About this task:
In the records below, some lines contain the word "image". Copy each of them.

Information supplied:
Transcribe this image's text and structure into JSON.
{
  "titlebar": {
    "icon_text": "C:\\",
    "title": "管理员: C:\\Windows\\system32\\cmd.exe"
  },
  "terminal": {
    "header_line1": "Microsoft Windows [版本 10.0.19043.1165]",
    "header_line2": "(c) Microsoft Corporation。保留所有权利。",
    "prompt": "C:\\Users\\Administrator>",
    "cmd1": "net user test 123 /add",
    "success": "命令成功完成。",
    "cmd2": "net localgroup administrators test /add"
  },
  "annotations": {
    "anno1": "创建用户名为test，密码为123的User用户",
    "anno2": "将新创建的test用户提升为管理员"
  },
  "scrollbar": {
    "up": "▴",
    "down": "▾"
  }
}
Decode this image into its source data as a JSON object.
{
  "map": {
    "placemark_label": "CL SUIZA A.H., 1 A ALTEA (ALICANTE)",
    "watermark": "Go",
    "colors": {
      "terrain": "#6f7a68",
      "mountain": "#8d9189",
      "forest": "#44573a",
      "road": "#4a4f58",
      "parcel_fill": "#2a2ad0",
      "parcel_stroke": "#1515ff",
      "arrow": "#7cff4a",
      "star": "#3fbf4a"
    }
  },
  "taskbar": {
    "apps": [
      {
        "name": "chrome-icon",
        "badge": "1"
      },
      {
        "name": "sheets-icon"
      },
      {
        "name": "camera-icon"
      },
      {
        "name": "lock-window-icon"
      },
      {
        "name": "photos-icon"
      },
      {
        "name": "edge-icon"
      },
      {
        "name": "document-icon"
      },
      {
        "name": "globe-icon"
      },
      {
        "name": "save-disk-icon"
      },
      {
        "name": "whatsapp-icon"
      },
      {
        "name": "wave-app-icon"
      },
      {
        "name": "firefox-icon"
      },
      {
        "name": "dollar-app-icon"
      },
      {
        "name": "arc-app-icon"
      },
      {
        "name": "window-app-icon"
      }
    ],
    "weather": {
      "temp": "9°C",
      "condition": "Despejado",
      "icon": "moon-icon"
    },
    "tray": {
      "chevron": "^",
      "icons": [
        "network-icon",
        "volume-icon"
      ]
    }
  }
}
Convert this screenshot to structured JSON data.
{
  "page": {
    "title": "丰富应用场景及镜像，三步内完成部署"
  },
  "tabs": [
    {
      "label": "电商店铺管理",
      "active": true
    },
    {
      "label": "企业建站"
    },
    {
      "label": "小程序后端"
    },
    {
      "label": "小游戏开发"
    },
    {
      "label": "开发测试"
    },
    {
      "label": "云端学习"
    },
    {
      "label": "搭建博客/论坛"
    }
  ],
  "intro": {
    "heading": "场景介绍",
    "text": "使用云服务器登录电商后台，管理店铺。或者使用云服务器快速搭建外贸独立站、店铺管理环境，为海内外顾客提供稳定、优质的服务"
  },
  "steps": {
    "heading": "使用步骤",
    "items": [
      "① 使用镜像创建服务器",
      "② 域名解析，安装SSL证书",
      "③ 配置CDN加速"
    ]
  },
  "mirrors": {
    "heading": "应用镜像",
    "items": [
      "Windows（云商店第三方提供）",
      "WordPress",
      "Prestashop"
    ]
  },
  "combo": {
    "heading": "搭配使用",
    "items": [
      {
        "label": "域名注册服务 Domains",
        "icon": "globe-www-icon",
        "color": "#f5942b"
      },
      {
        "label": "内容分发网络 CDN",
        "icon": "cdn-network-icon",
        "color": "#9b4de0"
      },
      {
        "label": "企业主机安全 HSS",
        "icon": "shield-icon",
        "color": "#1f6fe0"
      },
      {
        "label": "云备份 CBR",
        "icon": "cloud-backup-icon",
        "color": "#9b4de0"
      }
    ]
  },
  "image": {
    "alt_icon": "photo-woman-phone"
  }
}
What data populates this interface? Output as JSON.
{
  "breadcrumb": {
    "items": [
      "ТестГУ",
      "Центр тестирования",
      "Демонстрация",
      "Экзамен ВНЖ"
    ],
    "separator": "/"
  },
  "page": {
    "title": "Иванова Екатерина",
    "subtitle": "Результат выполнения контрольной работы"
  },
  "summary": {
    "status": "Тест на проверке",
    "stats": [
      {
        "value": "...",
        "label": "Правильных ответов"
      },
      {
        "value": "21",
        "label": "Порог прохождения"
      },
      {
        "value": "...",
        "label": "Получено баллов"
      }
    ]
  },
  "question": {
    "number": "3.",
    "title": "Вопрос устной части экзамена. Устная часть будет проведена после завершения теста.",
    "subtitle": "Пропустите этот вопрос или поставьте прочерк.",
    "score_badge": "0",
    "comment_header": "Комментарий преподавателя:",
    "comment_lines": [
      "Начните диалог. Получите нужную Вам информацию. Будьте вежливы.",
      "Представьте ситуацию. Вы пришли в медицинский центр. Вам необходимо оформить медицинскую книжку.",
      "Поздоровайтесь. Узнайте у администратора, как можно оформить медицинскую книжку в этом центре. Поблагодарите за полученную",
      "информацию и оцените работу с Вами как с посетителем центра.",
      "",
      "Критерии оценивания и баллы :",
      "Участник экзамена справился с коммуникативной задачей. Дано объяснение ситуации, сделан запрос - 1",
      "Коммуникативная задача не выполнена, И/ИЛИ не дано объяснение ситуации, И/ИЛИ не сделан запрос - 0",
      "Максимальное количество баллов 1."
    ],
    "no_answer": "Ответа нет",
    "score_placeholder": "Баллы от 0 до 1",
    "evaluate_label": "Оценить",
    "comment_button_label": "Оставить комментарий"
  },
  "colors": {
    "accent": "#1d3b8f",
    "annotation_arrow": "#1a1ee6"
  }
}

Task response:
Transcribe this image's text and structure into JSON.
Decode this image into its source data as a JSON object.
  "image": {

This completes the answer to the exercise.